Thursday 21 December, 2017
Weston Room, Norwich Cathedral Hostry, Norwich NR1 4EH
Professor Toshio Watanabe (Sainsbury Institute and University of the Arts, London)
About the Speaker
Toshio Watanabe is Professor for Japanese Arts and Cultural Heritage at Sainsbury Institute, University of East Anglia and Professor of History of Art and Design at the University of the Arts London (UAL). He was the Founding Director of the Research Centre for Transnational Art, Identity and Nation (TrAIN) at UAL (2004-2015). His research has explored how the arts of different places and culture intermingle and affect each other. His publications include High Victorian Japonisme (1991. Society for the Study of Japonisme Prize), Japan and Britain: An Aesthetic Dialogue 1850-1930 (1991, Japanese edition 1992, co-edited), and Ruskin in Japan 1890-1940: Nature for art, art for life (1997, Japan Festival Prize and Gesner Gold Award). He is currently working among others on modern Japanese garden in a transnational context.
About the Talk

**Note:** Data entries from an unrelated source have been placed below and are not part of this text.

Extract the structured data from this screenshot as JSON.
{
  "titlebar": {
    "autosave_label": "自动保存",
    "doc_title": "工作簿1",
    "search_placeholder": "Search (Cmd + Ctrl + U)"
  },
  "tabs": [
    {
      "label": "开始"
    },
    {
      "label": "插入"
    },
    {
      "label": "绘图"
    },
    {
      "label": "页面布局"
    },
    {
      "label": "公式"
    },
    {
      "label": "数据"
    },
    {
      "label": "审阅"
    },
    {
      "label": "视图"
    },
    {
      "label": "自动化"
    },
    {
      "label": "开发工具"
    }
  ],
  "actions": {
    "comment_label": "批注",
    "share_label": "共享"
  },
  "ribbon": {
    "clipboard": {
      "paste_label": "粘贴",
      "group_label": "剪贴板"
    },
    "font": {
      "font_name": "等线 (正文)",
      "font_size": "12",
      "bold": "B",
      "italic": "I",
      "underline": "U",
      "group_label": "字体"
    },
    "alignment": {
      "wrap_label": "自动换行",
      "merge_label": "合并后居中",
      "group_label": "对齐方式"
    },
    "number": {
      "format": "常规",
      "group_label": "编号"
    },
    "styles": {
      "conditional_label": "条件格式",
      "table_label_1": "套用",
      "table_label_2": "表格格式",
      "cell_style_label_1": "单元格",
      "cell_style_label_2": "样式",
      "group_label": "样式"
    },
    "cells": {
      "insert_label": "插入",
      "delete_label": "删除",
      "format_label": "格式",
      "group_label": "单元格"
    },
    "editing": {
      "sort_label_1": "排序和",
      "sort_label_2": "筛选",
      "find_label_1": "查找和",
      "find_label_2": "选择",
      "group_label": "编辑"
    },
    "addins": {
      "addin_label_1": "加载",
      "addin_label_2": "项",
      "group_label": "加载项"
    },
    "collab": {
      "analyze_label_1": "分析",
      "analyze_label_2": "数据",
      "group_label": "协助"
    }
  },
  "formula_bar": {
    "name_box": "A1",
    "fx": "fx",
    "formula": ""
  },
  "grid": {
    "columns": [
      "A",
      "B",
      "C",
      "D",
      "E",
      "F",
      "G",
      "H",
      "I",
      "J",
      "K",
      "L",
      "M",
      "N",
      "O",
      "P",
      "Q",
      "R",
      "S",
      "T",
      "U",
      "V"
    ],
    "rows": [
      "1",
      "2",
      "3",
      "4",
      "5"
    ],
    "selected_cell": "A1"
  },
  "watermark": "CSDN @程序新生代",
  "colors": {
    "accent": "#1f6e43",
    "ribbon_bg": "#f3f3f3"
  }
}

In this talk the relationships between World War II, Japan and the gardens are explored with a number of specific examples, many of them unfamiliar even to specialists in Japanese gardens. First, we will look into what happened during the World War II. One might think a period of war is not a time for creating new gardens, but this is not so. Three such examples from Japan, Hong Kong and the USA will be introduced. However, after the war many more gardens have been and are still created as a way of remembering the war. When we encounter many of these gardens, it becomes clear that the nature of the memory is very diverse. Some are commemorating victory against Japan, some are emphasising their own victimhood and in others the message is a push for peace. All of them seem to include at least some kind of memory of sacrifice. The diversity doesn’t stop with why these gardens were created but also how these gardens are experienced. Examples will be shown from across the world.